[Stored dataset items]
▶

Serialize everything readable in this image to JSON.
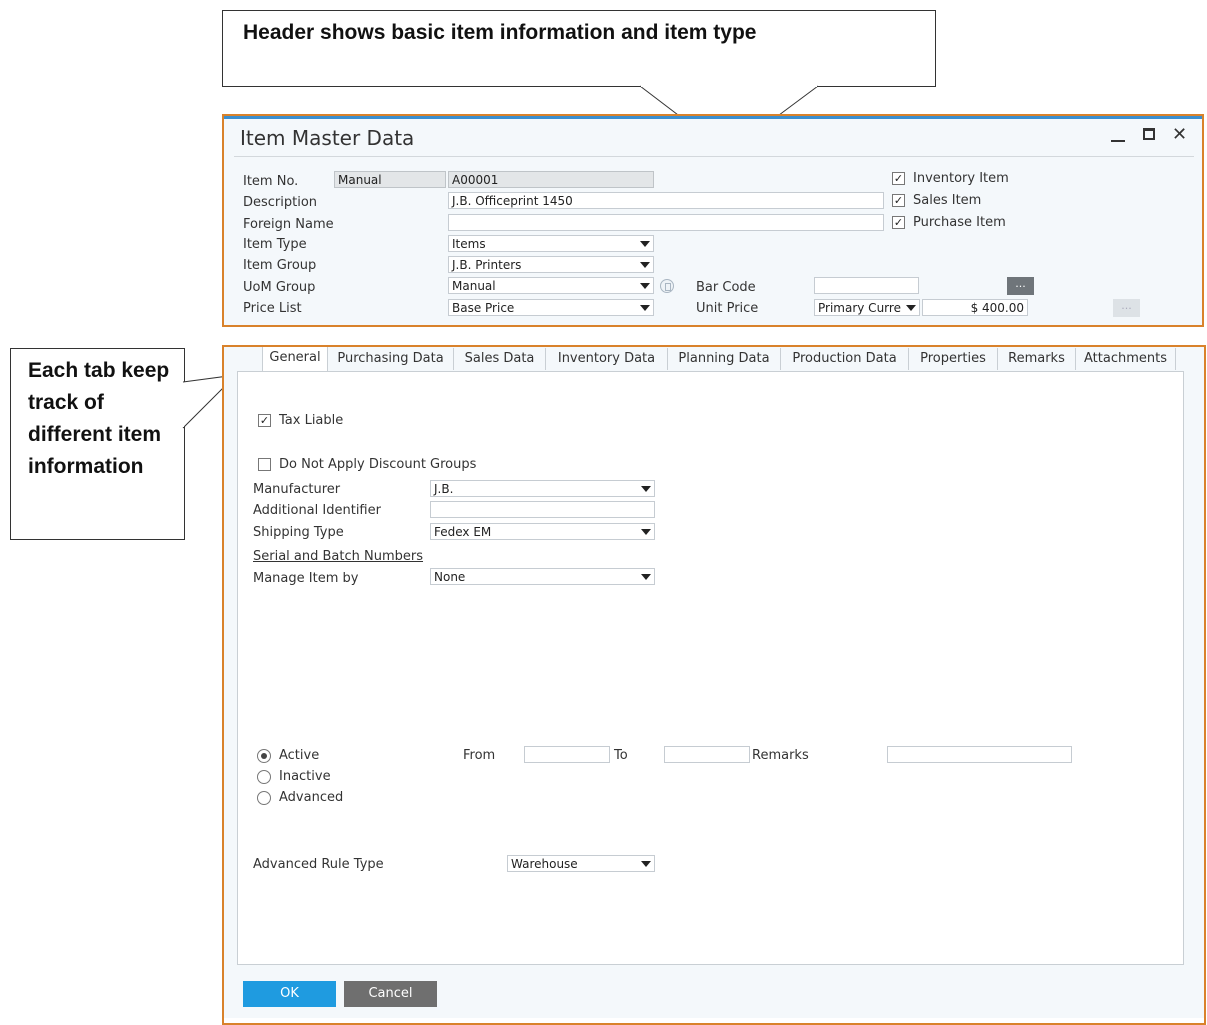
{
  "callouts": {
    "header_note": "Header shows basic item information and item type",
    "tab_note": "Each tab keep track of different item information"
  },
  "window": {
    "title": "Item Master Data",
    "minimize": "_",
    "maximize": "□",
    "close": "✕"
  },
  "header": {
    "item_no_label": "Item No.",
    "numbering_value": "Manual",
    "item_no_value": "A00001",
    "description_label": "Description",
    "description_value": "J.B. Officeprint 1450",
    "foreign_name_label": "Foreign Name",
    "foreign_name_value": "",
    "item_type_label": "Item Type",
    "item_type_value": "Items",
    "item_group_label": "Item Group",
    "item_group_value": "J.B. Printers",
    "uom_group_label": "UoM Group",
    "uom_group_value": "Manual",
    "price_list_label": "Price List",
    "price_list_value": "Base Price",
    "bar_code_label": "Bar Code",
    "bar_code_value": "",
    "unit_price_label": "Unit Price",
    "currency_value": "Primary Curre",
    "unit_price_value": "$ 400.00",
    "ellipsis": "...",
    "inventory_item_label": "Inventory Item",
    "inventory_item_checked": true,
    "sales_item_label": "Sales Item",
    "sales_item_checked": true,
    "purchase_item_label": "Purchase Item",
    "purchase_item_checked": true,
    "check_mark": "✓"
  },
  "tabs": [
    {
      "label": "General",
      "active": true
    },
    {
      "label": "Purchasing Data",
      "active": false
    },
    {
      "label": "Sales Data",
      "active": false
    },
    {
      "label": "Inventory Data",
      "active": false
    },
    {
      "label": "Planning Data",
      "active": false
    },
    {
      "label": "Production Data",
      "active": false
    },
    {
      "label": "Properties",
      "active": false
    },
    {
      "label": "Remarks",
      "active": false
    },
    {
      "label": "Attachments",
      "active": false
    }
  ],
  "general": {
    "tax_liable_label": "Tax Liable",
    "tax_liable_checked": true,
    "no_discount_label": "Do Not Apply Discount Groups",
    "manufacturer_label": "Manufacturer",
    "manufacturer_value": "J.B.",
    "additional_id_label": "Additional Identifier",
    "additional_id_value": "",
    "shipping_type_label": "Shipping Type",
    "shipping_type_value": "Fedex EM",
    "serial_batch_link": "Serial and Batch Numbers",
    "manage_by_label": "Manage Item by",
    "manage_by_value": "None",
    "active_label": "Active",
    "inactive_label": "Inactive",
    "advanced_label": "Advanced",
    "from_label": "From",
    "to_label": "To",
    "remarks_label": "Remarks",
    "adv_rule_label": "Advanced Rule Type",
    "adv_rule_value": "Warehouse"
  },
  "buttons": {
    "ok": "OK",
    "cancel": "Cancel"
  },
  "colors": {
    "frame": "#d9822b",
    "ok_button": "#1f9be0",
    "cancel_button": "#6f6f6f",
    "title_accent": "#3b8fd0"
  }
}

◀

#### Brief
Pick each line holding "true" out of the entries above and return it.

#### Response below
    "inventory_item_checked": true,
    "sales_item_checked": true,
    "purchase_item_checked": true,
      "active": true
    "tax_liable_checked": true,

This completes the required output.